Sunnybrook Academic Family Health Team

Eating well with Canada’s Food Guide: my two cents


Health Canada recently made headlines over its proposed changes to Canada’s Food Guide. It has been years since this public health tool has been updated. Canada’s Food Guide is meant to help the public make informed decisions about what to eat, and how much to eat, in hopes of supporting healthful and nutritious eating. Although it will be a while before we see any concrete changes, the proposed revamp has people across the country talking.

The last update to Canada’s Food Guide was in 2007. One of the most notable changes was that the Vegetables & Fruits group replaced the Grain Products group, to take the top spot in our diet. It currently represents the largest arc of the food guide rainbow, which means that vegetables and fruit should represent the majority of what we eat. I often encounter people who do not realize this, and are not getting enough vegetables in their diet. The Food Guide was also lengthened to be a six page document, with extra nutrition tips for children, women of childbearing age, and men and women over 50 years of age. There is even a small section on physical activity and label reading.

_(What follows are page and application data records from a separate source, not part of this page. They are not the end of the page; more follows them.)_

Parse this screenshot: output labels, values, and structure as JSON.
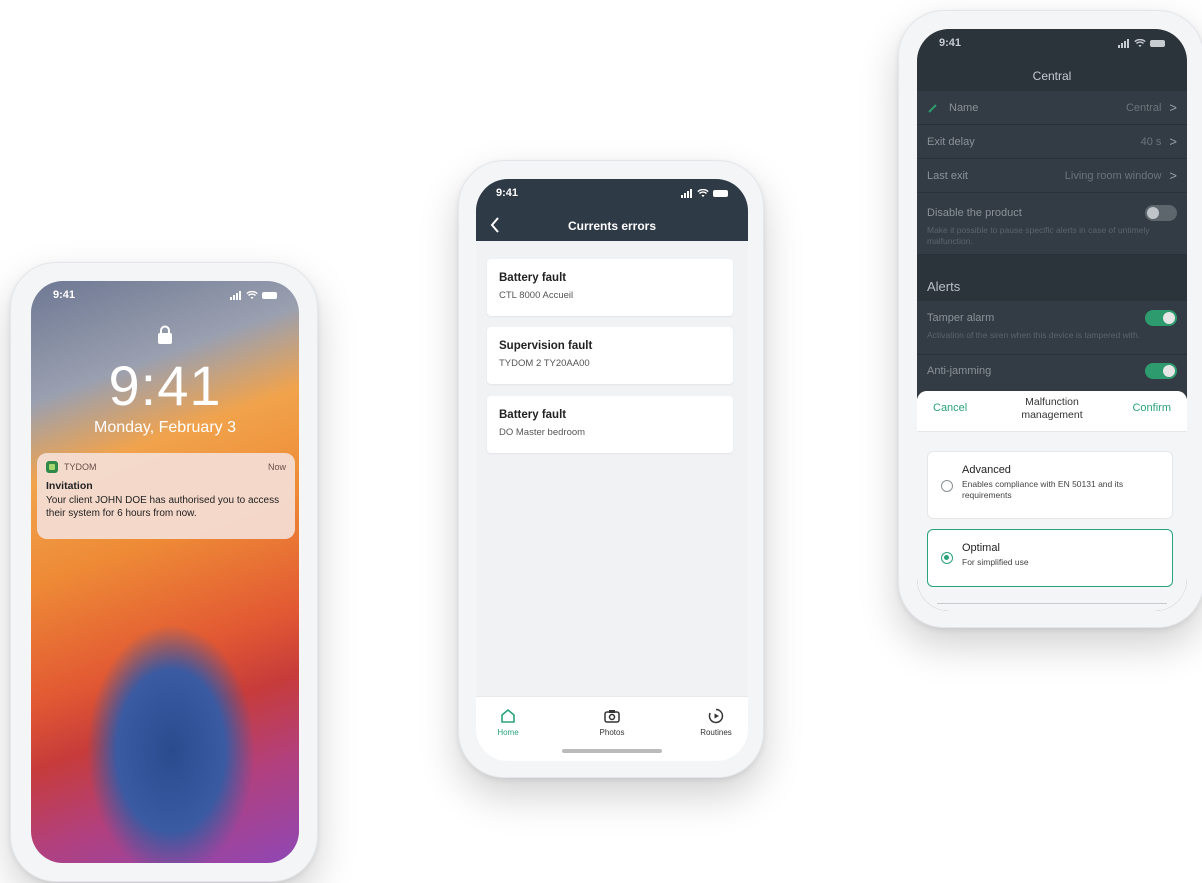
{
  "phone_lock": {
    "status_time": "9:41",
    "time": "9:41",
    "date": "Monday, February 3",
    "notification": {
      "app": "TYDOM",
      "when": "Now",
      "title": "Invitation",
      "body": "Your client JOHN DOE has authorised you to access their system for 6 hours from now."
    }
  },
  "phone_errors": {
    "status_time": "9:41",
    "title": "Currents errors",
    "errors": [
      {
        "title": "Battery fault",
        "subtitle": "CTL 8000 Accueil"
      },
      {
        "title": "Supervision fault",
        "subtitle": "TYDOM 2 TY20AA00"
      },
      {
        "title": "Battery fault",
        "subtitle": "DO Master bedroom"
      }
    ],
    "tabs": [
      {
        "label": "Home",
        "icon": "home-icon"
      },
      {
        "label": "Photos",
        "icon": "camera-icon"
      },
      {
        "label": "Routines",
        "icon": "routines-icon"
      }
    ]
  },
  "phone_central": {
    "status_time": "9:41",
    "title": "Central",
    "rows": {
      "name": {
        "label": "Name",
        "value": "Central"
      },
      "exit_delay": {
        "label": "Exit delay",
        "value": "40 s"
      },
      "last_exit": {
        "label": "Last exit",
        "value": "Living room window"
      },
      "disable": {
        "label": "Disable the product",
        "hint": "Make it possible to pause specific alerts in case of untimely malfunction."
      }
    },
    "alerts_heading": "Alerts",
    "alerts": {
      "tamper": {
        "label": "Tamper alarm",
        "hint": "Activation of the siren when this device is tampered with."
      },
      "jamming": {
        "label": "Anti-jamming"
      }
    },
    "sheet": {
      "cancel": "Cancel",
      "title": "Malfunction management",
      "confirm": "Confirm",
      "options": [
        {
          "title": "Advanced",
          "subtitle": "Enables compliance with EN 50131 and its requirements"
        },
        {
          "title": "Optimal",
          "subtitle": "For simplified use"
        }
      ]
    }
  },
  "colors": {
    "accent": "#2aa37a",
    "dark_header": "#2e3a46"
  }
}
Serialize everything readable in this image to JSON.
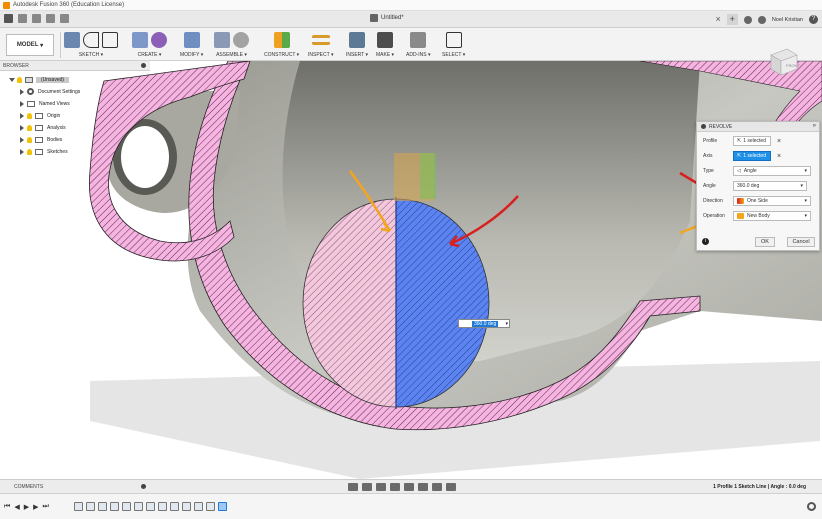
{
  "app": {
    "title": "Autodesk Fusion 360 (Education License)",
    "document_tab": "Untitled*",
    "user": "Noel Kristian",
    "help": "?"
  },
  "ribbon": {
    "workspace": "MODEL",
    "groups": [
      "SKETCH",
      "CREATE",
      "MODIFY",
      "ASSEMBLE",
      "CONSTRUCT",
      "INSPECT",
      "INSERT",
      "MAKE",
      "ADD-INS",
      "SELECT"
    ]
  },
  "browser": {
    "header": "BROWSER",
    "root": "(Unsaved)",
    "items": [
      "Document Settings",
      "Named Views",
      "Origin",
      "Analysis",
      "Bodies",
      "Sketches"
    ]
  },
  "revolve": {
    "title": "REVOLVE",
    "profile_label": "Profile",
    "profile_value": "1 selected",
    "axis_label": "Axis",
    "axis_value": "1 selected",
    "type_label": "Type",
    "type_value": "Angle",
    "angle_label": "Angle",
    "angle_value": "360.0 deg",
    "direction_label": "Direction",
    "direction_value": "One Side",
    "operation_label": "Operation",
    "operation_value": "New Body",
    "ok": "OK",
    "cancel": "Cancel"
  },
  "viewport": {
    "angle_input": "360.0 deg",
    "viewcube_face": "FRONT"
  },
  "bottom": {
    "comments": "COMMENTS",
    "status": "1 Profile 1 Sketch Line | Angle : 0.0 deg"
  },
  "colors": {
    "accent_blue": "#1e90e8",
    "section_pink": "#f6b4e0",
    "profile_blue": "#5b84f0",
    "arrow_red": "#d8201e",
    "arrow_orange": "#f2a51d"
  }
}
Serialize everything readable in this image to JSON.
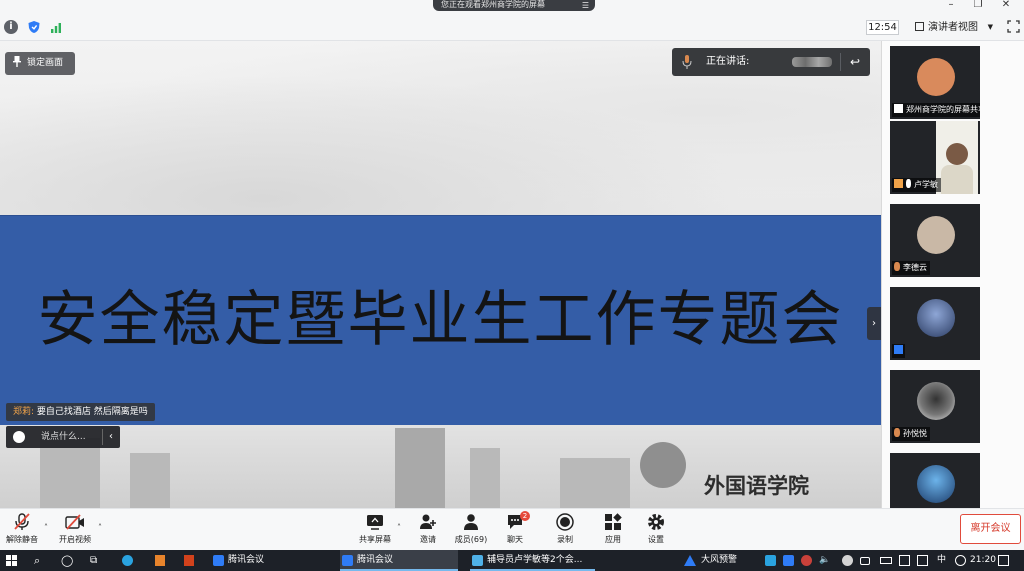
{
  "window": {
    "notice": "您正在观看郑州商学院的屏幕",
    "clock": "12:54",
    "view_mode_label": "演讲者视图"
  },
  "stage": {
    "pin_label": "锁定画面",
    "speaking_label": "正在讲话:",
    "banner_title": "安全稳定暨毕业生工作专题会",
    "college": "外国语学院",
    "chat": {
      "sender": "郑莉:",
      "message": "要自己找酒店  然后隔离是吗"
    },
    "chat_placeholder": "说点什么...",
    "side_toggle": "›"
  },
  "participants": [
    {
      "name": "郑州商学院的屏幕共享",
      "avatar_color": "#d98a5c"
    },
    {
      "name": "卢学敏",
      "avatar_color": "#e7c4a8"
    },
    {
      "name": "李德云",
      "avatar_color": "#c9b8a6"
    },
    {
      "name": "",
      "avatar_color": "#4c5f86"
    },
    {
      "name": "孙悦悦",
      "avatar_color": "#eaeaea"
    },
    {
      "name": "",
      "avatar_color": "#3c82c4"
    }
  ],
  "toolbar": {
    "unmute": "解除静音",
    "start_video": "开启视频",
    "share_screen": "共享屏幕",
    "invite": "邀请",
    "members": "成员(69)",
    "chat": "聊天",
    "chat_badge": "2",
    "record": "录制",
    "apps": "应用",
    "settings": "设置",
    "leave": "离开会议"
  },
  "taskbar": {
    "app1": "腾讯会议",
    "app2": "腾讯会议",
    "app3": "辅导员卢学敏等2个会...",
    "weather": "大风预警",
    "ime": "中",
    "time": "21:20"
  },
  "colors": {
    "banner": "#345da7",
    "leave": "#d63b2c",
    "accent": "#2f7cf6"
  }
}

One of the most talked about proposed changes to Canada’s Food Guide is to remove juice as an example of a serving of fruit. The current recommendations suggest the consumption of 7-10 servings of vegetables and fruits per day for adults, with examples such as ½ cup cooked vegetable, 1 cup raw vegetables, ½ cup fruit, or ½ cup juice. Those in favour of removing juice claim that it is an unhealthy beverage, and that we should be aiming to eat whole fruits instead. Those who defend the current food guide agree that juice is not the healthiest choice, but it is included as an option to help meet fruit intake. What do I think? I agree that juice should be removed from the Food Guide. Juice is a source of free sugars that can raise blood sugars, triglycerides (a blood fat), and contribute to dental caries. It displaces much healthier whole foods we could be eating, and perhaps worst of all, it wears a health halo – giving the false illusion that it is a health food. While it could be an option in some people’s diets, and if consumed infrequently in small amounts it can be a part of a healthy diet, I do not think it belongs in our national food guide as an example of what to eat.

If I could have my way, I would make a few more changes to Canada’s Food Guide. Here are a few points to consider:

  • Separate vegetables and fruits into two distinct categories
  • Move potatoes and corn to a Grains/Starch food group, instead of keeping in the Vegetables and Fruit group
  • Increase the recommended number of servings in the Meat and Alternative group
  • Place more emphasis on leafy greens, whole grains, and meat alternatives
  • Encourage Canadians to steer away from processed, refined foods, and choose more unprocessed whole foods
  • Offer recommendations around healthy options and portions for fats and oils

Perhaps the biggest complaint about Canada’s Food Guide is that it is complicated. Its table of recommended servings per food group requires using arithmetic to understand. It encourages Canadians to count, weigh, and measure food servings – not a realistic, sustainable, or enjoyable way to eat. It does not depict what a healthy meal or day would look like. In other words, it does not describe how to enjoy food.

The revised version of Canada’s Food Guide would do well to take some pointers from other eating guidelines such as the Dietary Guidelines for the Brazilian Population. In Brazil, the guidelines focus on how to enjoy eating food as a healthy way of life, rather than how to count servings and nutrients. Here are some examples of their recommendations:

  1. Make natural or minimally processed foods the basis of your diet.
  2. Use oils, fats, salt, and sugar in small amounts when seasoning and cooking.
  3. Limit consumption of processed foods.
  4. Plan your time to make food and eating important in your life.
  5. Be wary of food advertising and marketing.

Eating should not be so complicated. Eating should be about enjoying the pleasure of food, in good company, in a healthy way.  Unfortunately, our society has placed a lot of attention on eating nutrients – getting the right vitamins, enough protein, less fat, counting calories, and counting servings. I do not envy the task of the committee who has to put together a national food guide.  There is so much to say about food and nutrition, yet sometimes the best strategy is to KISS – Keep It Simple…Seriously!

To speak with a Registered Dietitian at the Sunnybrook Academic Family Health Team, call 416-480-6100 ext. 1658.  To speak with a diabetes dietitian, call 416-480-4805, or click here to learn more.

About the author


Annie Hoang

Annie Hoang is a Registered Dietitian with the Sunnybrook Academic Family Health Team.

Have a question about this post? Get in touch.